### Excerpted data:
****************************************
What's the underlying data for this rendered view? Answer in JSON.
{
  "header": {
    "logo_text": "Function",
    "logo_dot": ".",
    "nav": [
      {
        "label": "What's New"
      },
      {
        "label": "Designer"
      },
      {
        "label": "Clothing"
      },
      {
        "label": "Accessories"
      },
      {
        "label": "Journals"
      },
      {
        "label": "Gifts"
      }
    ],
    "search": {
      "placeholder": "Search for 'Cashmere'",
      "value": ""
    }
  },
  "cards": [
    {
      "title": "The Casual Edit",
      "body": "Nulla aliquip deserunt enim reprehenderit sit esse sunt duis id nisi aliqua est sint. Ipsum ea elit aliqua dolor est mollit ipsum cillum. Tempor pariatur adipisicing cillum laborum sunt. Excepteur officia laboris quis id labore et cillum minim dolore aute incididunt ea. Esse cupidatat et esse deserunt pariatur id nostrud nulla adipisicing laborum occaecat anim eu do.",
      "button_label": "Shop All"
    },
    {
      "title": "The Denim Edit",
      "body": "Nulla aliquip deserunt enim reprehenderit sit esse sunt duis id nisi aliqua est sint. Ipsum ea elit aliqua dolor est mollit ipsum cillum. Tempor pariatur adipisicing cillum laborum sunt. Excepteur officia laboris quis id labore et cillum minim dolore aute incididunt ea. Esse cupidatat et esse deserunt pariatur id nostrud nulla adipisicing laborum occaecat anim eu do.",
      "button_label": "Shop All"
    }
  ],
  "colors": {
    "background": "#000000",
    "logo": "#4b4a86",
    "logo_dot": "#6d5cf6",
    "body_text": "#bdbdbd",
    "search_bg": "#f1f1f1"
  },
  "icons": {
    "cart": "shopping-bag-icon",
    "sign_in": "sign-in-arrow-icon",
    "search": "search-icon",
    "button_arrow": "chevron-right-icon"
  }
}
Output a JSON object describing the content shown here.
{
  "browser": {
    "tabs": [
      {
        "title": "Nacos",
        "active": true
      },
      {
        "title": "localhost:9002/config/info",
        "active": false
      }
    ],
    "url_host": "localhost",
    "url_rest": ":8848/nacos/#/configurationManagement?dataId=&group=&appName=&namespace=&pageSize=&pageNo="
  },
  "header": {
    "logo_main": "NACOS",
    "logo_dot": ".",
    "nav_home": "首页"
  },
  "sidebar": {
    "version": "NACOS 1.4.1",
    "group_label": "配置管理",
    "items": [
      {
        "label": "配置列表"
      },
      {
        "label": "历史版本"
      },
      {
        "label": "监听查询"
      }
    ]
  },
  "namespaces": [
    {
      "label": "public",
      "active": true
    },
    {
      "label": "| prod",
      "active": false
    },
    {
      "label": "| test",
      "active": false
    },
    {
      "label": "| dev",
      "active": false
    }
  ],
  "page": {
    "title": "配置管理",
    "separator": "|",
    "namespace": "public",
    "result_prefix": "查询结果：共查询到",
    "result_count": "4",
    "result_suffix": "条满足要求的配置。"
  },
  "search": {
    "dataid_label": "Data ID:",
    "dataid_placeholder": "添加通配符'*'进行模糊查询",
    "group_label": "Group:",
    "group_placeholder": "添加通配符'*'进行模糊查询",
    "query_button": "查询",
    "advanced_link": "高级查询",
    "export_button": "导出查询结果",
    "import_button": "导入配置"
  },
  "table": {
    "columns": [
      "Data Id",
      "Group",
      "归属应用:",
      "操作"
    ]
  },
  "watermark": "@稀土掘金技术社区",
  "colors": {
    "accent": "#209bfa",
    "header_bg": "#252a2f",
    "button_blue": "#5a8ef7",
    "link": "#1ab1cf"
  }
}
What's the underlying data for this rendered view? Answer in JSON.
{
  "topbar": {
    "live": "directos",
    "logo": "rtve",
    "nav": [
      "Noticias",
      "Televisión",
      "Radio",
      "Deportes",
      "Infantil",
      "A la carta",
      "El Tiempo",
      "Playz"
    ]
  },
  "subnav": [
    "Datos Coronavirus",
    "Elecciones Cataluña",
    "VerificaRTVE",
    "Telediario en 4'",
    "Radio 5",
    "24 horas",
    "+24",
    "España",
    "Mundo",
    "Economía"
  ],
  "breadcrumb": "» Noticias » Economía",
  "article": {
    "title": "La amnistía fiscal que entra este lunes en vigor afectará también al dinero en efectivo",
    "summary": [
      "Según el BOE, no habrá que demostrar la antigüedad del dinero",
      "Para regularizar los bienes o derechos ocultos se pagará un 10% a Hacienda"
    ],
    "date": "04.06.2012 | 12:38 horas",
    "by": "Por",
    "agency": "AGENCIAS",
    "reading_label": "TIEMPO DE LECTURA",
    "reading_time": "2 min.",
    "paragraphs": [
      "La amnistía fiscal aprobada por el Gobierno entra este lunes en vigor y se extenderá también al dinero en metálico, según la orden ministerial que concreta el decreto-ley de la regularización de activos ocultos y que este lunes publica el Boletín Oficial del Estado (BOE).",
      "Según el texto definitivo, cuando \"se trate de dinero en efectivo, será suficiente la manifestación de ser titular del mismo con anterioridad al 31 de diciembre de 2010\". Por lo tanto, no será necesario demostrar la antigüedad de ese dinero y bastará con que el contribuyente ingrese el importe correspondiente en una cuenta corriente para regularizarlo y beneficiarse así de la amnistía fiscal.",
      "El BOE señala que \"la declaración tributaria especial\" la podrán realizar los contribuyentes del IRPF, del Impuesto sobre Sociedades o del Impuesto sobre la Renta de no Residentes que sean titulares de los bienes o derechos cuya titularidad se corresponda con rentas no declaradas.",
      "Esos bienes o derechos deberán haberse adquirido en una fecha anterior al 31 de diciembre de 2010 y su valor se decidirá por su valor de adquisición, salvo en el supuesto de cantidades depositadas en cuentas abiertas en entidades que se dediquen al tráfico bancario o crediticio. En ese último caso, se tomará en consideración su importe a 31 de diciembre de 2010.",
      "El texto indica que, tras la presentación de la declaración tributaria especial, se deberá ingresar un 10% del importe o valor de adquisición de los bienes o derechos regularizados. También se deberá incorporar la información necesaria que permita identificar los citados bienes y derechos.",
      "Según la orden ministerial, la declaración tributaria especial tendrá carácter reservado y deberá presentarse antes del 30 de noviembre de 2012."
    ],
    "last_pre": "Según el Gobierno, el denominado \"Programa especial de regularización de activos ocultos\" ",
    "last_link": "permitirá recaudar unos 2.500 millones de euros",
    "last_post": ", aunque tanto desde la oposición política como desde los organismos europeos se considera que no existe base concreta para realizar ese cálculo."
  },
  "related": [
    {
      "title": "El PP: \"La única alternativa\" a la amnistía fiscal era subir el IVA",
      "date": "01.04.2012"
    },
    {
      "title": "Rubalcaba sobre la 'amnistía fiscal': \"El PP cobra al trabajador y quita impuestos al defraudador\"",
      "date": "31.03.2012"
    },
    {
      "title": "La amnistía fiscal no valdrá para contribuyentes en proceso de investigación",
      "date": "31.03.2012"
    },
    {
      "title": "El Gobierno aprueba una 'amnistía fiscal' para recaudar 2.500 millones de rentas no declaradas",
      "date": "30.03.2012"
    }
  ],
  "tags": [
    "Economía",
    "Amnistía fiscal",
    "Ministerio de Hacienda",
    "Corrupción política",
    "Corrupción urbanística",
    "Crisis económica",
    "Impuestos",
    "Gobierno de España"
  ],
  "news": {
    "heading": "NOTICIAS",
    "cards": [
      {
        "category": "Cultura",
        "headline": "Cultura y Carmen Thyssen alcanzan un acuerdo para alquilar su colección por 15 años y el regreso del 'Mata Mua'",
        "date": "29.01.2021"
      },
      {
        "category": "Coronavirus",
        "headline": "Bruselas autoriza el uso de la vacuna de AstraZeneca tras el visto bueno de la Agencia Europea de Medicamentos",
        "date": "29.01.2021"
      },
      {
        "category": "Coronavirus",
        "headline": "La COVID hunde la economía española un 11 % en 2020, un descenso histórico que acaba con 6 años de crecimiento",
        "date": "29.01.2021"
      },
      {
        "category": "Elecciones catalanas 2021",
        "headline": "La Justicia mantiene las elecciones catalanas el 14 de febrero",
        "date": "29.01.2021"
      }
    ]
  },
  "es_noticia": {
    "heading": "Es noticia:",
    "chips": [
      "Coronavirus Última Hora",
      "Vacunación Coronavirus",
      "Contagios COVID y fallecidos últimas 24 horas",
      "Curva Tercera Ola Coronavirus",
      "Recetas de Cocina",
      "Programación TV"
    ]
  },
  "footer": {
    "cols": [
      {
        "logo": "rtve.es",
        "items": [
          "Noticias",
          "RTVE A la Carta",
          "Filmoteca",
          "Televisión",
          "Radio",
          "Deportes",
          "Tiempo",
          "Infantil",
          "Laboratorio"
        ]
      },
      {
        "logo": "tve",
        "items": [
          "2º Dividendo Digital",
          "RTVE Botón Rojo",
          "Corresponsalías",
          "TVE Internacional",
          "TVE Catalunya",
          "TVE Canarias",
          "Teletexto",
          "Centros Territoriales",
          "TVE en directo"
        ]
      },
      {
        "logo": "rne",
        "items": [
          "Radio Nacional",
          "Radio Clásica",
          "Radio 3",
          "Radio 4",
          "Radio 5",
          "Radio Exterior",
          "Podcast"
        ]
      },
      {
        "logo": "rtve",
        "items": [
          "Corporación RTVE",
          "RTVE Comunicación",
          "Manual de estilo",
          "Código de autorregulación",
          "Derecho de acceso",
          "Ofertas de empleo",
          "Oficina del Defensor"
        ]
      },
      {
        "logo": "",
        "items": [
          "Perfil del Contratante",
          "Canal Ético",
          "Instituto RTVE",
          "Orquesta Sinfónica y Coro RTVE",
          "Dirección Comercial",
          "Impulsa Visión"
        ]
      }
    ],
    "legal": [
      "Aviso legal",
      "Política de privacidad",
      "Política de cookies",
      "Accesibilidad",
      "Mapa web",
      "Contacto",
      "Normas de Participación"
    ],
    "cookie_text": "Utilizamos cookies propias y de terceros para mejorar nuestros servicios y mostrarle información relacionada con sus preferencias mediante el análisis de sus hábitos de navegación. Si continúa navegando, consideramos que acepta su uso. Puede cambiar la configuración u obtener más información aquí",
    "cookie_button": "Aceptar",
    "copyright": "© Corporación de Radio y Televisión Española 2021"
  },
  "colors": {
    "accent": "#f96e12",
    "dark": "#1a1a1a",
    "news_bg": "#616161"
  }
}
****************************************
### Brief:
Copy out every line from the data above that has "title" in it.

### Result for this task:
      "title": "The Casual Edit",
      "title": "The Denim Edit",
        "title": "Nacos",
        "title": "localhost:9002/config/info",
    "title": "配置管理",
    "title": "La amnistía fiscal que entra este lunes en vigor afectará también al dinero en efectivo",
      "title": "El PP: \"La única alternativa\" a la amnistía fiscal era subir el IVA",
      "title": "Rubalcaba sobre la 'amnistía fiscal': \"El PP cobra al trabajador y quita impuestos al defraudador\"",
      "title": "La amnistía fiscal no valdrá para contribuyentes en proceso de investigación",
      "title": "El Gobierno aprueba una 'amnistía fiscal' para recaudar 2.500 millones de rentas no declaradas",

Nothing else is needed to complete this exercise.